Wednesday, December 8, 2010

GLUTEN-FREE VEGAN MARBLE BUNDT CAKE WITH SOFELLA BAKING MIXES

Does this cake pan appear to be levitating? Does it appear somewhat mysterious? A bit terrifying, even? Well, maybe not to you, but to me bundt pans have always been frightening.

You measure, you melt, you separate, you whip, you blend, you stir, you pour, you time, you are transported by heavenly aromas, and then, the moment of truth arrives and the whole damn cake, or more likely, just the bottom-soon-to-be-top of the cake is stuck in the pan. Not that I can remember that happening, exactly, but it just seemed logical that failure would be more common than success with this culinary tool.Or maybe I was thinking of jello molds.

In any case, because of these crazy notions held for so many years, this Hanukkah was the occasion of two firsts: my first bundt cake, and my first marble cake. Forget the miracle of the eight days of oil, it's a miracle I survived the stress of cake night.
The folks at Sofella had sent me a package of chocolate cake mix and a package of all-purpose baking mix, which just screamed marble cake to me. My niece recently began following a vegan diet, so our version would be vegan and gluten-free. The Sofella website has tons of recipes, and I easily found one for a vanilla cake. I used EnRG egg replacer and almond milk for cow's milk. I used a nonstick (but not teflon, just one of those slickly painted ones) bundt pan and sprayed it liberally with Trader Joe's Canola Oil Cooking Spray.

Oh, and if, like me that day (I've since moved on to sophomore status--yay!), you've never made a marble cake, there are many videos on youtube to guide you through the embarrassingly simple process. (I think bundt cake fear has its legitimate points, but marble cake?
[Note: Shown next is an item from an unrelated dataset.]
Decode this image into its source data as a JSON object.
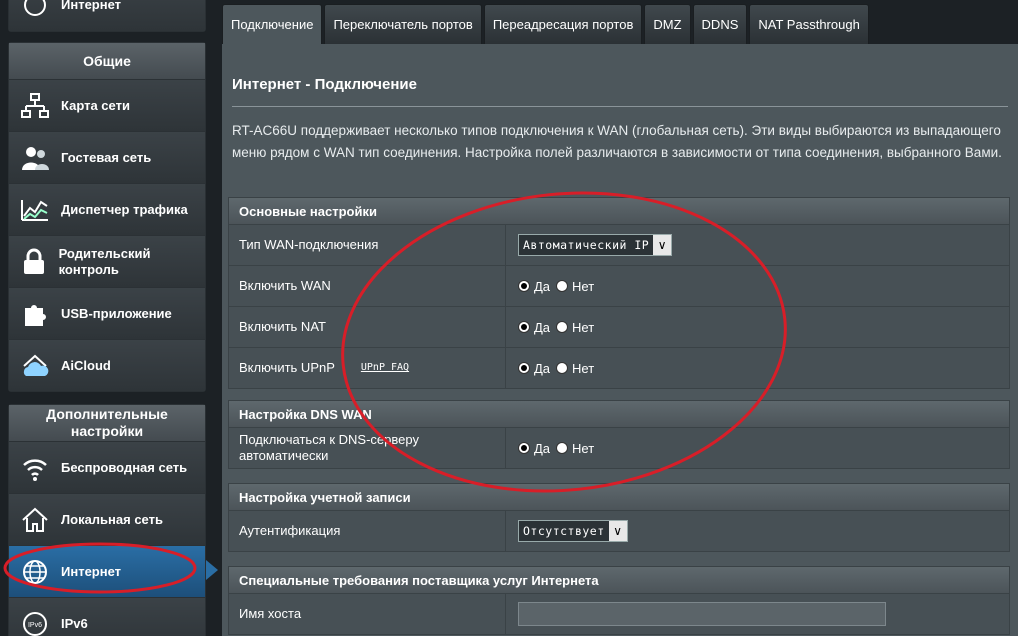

Why hadn't I ever made one? It's such a snap!) The main point, repeated ad infinitum on each video is to not overmix. If you become overly enthusiastic in that department you will probably end up not with a marble cake but with a taupe cake, or tan cake, or toast-colored cake. Definitely not the goal.

The rest of the story is short. Cake came out of pan without a hitch. Put plate on top of pan. Flipped pan. Cake on plate. Really! Dusted confectioners sugar on cake. Presented to admiring family and friends.
Excuse poor lighting and odd placement of cake slice on cake. (Beautiful marbling, though, isn't it!) Family and friends emit suitable oohs and aahs. Yours will, too! Follow instructions on the Sofella chocolate cake box. Here's the recipe for the yellow cake.

I don't ordinarily use mixes, but on a day when two kinds of latkes, roasted carrots, fennel salad and assorted appetizers had me tied up for some time, these cake mixes were just what I needed. And even the family member who notoriously eats like a bird had two slices!
I may just keep a couple of these boxes in the cupboard for other busy days. Excellent products: delicious, convenient and gluten-free, even vegan if you'd like them to be! Perfect!

4 comments:

FleaBabe said...

i always thought that a bundt pan would make a nice lighting fixture if you ran a wire and a bulb thru the center.....for time when the baking just isn't going right.

G.F.Veg said...

i was ready to grab some electrical wire and do just that if this hadn't worked!

gfe--gluten free easily said...

Looks delish, Bernice! I always suspend my cake in its Bundt pan on a full (closed) bottle of wine for 10 minutes and then remove it. Works well. :-)

Shirley

G.F.Veg said...

great idea, shirley--now i won't have to resort to any electrical wiring in the future!